_EXTRACTED RECORDS_
■ ■ ■

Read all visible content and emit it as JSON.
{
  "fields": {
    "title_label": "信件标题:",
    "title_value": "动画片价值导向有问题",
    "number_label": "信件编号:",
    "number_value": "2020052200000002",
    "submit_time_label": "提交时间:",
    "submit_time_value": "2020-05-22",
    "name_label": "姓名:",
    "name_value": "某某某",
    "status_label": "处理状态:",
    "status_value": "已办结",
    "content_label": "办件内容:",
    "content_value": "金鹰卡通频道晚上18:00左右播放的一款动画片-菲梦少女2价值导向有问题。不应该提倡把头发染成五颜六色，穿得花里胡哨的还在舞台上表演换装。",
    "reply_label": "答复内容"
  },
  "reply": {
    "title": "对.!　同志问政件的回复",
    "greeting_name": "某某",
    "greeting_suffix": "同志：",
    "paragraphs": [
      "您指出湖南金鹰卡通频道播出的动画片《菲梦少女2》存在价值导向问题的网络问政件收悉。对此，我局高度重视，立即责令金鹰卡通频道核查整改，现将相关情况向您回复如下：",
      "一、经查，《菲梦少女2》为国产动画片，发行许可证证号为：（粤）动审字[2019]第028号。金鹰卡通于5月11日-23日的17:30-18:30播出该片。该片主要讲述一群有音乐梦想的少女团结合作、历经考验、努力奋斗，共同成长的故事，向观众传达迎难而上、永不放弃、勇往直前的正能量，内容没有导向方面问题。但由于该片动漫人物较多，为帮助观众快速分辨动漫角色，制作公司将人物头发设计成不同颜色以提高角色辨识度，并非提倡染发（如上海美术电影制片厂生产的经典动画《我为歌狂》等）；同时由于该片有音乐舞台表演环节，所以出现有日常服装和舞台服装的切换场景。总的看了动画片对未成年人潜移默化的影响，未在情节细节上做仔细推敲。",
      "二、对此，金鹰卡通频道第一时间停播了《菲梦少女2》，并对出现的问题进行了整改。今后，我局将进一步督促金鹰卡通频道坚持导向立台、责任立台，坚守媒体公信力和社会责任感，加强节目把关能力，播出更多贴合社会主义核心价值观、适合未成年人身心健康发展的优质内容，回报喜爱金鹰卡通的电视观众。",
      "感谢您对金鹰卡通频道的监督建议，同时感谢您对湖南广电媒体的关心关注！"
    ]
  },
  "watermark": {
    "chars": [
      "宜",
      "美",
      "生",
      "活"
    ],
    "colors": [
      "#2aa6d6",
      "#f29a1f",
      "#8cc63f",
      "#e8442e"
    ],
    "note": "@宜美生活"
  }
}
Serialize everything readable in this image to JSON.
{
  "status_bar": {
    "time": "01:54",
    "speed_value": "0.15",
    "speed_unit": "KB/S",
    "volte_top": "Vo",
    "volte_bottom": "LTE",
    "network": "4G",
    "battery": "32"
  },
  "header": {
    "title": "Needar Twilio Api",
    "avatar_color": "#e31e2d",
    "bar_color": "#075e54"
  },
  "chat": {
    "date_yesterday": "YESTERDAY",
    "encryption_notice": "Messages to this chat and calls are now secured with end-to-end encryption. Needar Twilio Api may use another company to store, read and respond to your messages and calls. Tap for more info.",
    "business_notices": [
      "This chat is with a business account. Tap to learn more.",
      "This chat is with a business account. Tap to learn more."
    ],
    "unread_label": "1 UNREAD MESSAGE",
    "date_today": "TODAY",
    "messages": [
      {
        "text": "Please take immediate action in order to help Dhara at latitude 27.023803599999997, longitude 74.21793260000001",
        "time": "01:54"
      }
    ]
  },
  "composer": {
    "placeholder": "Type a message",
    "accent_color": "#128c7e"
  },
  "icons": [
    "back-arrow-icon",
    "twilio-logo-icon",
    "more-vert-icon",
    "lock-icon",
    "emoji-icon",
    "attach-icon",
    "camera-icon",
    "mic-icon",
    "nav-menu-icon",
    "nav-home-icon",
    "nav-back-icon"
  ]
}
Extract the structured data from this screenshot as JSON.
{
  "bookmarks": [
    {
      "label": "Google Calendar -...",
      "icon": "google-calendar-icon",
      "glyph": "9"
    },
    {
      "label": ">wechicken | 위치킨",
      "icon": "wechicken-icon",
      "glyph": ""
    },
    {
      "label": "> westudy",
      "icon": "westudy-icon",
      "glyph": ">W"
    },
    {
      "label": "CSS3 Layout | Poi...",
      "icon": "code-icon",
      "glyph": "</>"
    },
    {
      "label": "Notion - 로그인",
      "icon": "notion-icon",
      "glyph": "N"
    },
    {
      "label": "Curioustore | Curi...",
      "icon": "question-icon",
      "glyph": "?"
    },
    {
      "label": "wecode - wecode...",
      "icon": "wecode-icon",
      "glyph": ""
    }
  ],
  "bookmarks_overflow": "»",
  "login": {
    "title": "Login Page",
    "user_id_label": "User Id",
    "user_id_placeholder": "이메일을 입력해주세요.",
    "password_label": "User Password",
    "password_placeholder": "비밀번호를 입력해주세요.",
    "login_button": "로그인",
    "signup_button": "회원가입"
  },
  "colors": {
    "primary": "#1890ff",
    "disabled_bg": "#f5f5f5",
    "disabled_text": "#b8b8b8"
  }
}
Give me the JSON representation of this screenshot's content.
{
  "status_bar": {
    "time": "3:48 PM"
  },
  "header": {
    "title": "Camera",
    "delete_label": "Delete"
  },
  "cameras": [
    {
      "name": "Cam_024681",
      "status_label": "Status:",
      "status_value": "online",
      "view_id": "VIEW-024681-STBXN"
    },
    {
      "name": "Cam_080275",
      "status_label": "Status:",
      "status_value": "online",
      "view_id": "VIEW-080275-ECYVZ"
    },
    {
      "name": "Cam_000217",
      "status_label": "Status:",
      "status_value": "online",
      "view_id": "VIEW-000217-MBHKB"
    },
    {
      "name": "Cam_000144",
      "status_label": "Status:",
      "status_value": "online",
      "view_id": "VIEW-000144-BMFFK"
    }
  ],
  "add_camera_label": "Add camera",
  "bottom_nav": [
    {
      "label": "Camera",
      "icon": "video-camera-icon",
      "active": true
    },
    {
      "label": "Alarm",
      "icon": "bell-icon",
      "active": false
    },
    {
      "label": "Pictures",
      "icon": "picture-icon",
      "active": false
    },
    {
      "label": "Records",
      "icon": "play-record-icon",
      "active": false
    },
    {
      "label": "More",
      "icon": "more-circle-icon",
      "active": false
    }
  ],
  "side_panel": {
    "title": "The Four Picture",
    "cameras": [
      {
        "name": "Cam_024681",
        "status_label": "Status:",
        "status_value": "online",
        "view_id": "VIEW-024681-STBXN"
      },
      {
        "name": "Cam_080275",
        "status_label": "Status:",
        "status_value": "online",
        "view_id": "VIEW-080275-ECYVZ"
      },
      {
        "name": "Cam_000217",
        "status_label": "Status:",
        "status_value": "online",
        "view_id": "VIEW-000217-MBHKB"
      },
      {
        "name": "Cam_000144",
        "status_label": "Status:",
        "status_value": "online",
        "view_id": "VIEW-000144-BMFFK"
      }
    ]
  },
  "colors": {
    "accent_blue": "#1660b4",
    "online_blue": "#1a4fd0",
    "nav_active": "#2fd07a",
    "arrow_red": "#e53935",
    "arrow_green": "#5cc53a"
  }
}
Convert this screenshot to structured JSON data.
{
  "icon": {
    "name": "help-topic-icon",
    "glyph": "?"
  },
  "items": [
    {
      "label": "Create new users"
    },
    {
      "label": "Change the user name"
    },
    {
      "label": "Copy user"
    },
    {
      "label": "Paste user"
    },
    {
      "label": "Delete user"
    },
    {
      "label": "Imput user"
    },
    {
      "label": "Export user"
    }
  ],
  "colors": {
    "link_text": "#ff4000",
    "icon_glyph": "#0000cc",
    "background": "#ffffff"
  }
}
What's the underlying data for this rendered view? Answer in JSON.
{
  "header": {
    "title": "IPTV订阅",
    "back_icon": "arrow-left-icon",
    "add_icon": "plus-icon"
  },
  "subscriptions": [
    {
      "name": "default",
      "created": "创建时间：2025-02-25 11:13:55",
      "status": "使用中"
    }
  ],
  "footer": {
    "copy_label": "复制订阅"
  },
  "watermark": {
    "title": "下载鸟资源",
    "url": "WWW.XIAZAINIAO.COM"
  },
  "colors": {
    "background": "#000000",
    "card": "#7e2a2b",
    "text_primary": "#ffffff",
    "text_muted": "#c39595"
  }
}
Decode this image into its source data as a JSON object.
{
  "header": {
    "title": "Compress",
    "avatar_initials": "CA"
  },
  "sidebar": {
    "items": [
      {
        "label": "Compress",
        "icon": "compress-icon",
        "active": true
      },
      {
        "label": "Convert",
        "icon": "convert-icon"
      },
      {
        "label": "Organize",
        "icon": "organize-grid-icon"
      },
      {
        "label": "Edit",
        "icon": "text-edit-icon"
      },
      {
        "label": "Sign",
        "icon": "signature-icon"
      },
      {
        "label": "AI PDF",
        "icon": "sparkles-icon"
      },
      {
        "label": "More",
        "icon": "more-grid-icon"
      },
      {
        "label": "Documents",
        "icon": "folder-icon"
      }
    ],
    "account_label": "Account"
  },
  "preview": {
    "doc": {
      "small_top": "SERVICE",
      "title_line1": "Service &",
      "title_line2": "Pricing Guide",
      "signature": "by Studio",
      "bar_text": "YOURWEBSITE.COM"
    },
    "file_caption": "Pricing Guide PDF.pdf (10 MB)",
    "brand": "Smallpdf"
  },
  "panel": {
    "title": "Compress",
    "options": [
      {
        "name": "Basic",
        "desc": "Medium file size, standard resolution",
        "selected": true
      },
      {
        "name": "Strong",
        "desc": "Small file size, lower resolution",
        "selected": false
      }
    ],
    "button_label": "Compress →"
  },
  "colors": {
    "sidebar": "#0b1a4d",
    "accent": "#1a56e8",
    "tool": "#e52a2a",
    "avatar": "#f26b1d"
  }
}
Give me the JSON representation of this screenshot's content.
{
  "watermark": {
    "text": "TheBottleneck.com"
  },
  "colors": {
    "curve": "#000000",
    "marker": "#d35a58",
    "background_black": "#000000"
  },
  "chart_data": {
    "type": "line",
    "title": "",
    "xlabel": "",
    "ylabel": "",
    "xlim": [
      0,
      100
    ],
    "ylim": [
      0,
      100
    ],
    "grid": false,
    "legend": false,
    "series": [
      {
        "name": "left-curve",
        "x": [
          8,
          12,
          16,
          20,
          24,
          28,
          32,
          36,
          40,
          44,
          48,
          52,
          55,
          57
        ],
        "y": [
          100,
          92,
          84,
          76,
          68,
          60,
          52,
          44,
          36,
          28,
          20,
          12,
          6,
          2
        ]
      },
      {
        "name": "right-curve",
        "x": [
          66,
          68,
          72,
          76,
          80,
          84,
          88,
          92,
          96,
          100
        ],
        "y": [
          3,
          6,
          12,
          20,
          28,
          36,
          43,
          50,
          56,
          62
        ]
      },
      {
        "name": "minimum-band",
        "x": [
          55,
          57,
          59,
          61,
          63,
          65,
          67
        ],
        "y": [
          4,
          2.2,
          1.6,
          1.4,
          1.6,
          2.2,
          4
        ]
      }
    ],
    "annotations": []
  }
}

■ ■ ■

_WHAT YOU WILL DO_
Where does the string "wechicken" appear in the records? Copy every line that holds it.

_ANSWER TO THIS PROBLEM_
      "label": ">wechicken | 위치킨",
      "icon": "wechicken-icon",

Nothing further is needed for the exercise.